• **EXCERPTED RECORDS**
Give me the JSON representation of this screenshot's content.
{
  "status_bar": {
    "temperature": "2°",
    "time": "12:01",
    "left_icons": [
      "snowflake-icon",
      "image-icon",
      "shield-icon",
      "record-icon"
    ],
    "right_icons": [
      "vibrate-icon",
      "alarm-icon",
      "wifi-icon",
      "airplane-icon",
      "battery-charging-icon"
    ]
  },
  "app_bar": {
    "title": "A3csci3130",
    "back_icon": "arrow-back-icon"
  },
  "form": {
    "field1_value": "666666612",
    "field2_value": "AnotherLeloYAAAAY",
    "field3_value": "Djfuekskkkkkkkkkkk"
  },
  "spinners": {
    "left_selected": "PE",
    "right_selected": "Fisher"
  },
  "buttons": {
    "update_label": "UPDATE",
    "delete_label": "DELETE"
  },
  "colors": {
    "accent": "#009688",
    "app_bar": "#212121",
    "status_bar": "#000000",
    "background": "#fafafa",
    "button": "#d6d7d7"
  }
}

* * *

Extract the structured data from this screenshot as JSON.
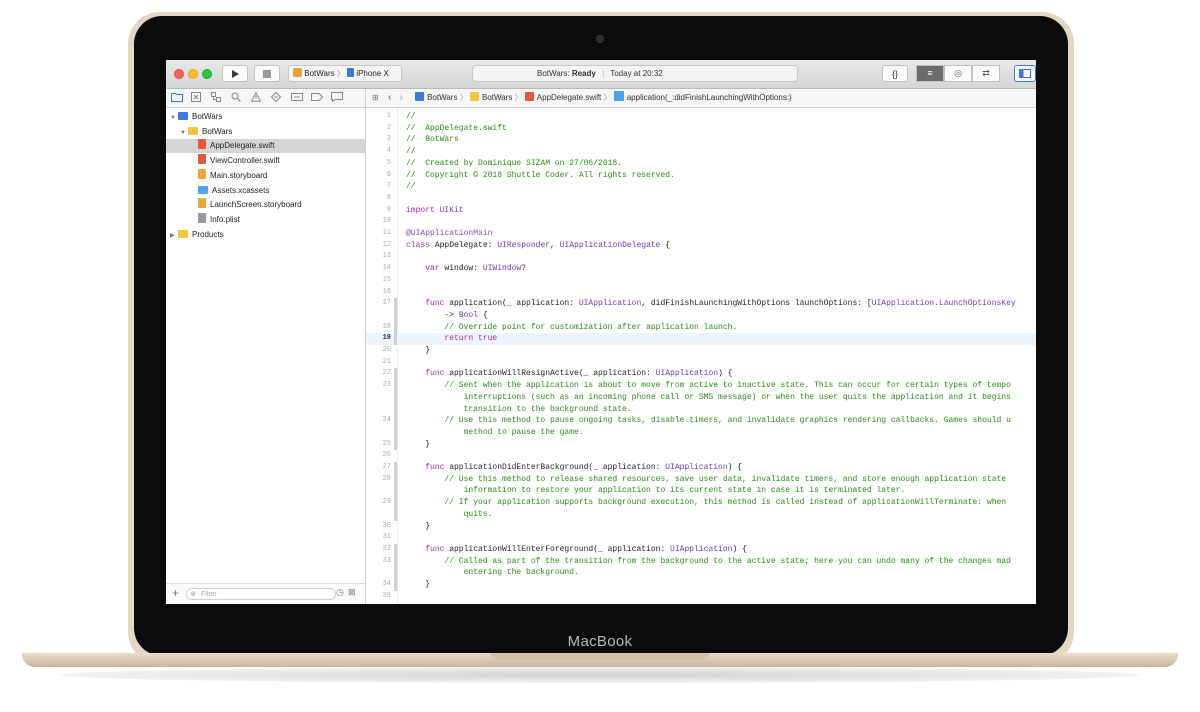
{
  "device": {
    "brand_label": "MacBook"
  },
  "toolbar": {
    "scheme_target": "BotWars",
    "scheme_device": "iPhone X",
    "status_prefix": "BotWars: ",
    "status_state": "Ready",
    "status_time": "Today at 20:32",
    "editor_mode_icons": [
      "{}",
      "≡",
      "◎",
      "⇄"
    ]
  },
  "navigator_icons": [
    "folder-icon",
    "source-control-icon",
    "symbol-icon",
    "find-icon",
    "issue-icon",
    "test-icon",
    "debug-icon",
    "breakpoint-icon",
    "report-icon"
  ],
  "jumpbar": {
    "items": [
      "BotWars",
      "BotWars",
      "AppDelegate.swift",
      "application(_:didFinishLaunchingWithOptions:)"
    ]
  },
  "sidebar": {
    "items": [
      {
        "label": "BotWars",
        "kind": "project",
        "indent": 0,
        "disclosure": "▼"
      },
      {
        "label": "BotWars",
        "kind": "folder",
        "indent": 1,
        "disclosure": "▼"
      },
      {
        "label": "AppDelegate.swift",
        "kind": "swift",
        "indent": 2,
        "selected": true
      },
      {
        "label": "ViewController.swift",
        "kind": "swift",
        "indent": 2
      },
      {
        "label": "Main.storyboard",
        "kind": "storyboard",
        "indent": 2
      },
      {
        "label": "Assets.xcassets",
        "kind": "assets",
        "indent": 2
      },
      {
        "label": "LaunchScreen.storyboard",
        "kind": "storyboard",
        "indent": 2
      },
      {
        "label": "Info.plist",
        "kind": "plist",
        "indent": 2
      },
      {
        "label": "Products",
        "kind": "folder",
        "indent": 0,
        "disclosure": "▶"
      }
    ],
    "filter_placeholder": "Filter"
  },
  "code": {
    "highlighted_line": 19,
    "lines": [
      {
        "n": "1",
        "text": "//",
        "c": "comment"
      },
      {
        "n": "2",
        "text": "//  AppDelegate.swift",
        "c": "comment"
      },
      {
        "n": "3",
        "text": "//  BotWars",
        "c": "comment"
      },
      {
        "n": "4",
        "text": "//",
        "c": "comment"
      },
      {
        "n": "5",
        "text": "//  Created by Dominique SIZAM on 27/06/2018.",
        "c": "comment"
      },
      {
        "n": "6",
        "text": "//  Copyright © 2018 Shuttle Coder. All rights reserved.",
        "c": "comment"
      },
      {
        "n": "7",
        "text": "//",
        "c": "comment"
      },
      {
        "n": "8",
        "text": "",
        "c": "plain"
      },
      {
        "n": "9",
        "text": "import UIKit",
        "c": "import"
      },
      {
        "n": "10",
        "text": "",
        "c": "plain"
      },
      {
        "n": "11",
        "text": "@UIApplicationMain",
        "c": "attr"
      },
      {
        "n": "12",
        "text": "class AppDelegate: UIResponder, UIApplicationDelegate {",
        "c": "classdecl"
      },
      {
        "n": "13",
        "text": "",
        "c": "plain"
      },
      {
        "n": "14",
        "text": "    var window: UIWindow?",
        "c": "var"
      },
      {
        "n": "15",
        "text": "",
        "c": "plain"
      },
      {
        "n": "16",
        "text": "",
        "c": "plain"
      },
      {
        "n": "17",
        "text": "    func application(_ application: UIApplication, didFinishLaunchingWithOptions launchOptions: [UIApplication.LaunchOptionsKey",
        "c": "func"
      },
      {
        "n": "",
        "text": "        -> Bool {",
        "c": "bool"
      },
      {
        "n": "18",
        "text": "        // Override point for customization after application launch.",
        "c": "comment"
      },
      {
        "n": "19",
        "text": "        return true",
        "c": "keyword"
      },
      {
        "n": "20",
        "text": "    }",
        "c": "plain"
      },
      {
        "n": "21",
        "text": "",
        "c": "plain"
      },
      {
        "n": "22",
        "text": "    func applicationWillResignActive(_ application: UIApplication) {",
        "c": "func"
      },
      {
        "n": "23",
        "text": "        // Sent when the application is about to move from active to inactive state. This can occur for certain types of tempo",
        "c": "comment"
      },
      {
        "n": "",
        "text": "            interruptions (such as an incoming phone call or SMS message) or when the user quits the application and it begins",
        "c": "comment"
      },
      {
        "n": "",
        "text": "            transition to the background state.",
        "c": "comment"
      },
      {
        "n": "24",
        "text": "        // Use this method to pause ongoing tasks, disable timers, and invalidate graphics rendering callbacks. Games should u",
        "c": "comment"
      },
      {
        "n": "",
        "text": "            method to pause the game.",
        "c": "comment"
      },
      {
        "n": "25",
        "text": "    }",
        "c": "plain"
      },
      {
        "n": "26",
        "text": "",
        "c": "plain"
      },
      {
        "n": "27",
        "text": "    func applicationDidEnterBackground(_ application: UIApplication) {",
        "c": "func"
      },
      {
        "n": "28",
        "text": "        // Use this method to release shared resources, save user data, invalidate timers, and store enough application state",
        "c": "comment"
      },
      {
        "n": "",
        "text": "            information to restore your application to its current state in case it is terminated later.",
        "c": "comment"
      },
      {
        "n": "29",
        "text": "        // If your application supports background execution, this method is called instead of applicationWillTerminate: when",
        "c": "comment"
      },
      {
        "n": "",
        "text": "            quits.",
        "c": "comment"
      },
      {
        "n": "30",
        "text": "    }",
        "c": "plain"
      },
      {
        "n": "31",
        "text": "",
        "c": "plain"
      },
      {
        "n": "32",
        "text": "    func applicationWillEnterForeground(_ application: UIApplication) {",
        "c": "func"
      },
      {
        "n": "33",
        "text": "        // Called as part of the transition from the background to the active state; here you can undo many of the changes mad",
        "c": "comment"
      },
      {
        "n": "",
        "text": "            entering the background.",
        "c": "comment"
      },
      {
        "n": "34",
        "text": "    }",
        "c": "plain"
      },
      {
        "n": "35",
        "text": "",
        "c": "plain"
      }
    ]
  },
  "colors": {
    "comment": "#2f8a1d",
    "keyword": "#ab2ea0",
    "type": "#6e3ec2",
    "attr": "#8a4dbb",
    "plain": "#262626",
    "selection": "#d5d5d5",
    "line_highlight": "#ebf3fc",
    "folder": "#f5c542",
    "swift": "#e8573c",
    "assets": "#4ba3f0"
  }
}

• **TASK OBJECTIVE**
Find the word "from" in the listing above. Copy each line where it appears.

• **TASK RESULT**
Extract the structured data from this screenshot as JSON.
        "text": "        // Sent when the application is about to move from active to inactive state. This can occur for certain types of tempo",
        "text": "        // Called as part of the transition from the background to the active state; here you can undo many of the changes mad",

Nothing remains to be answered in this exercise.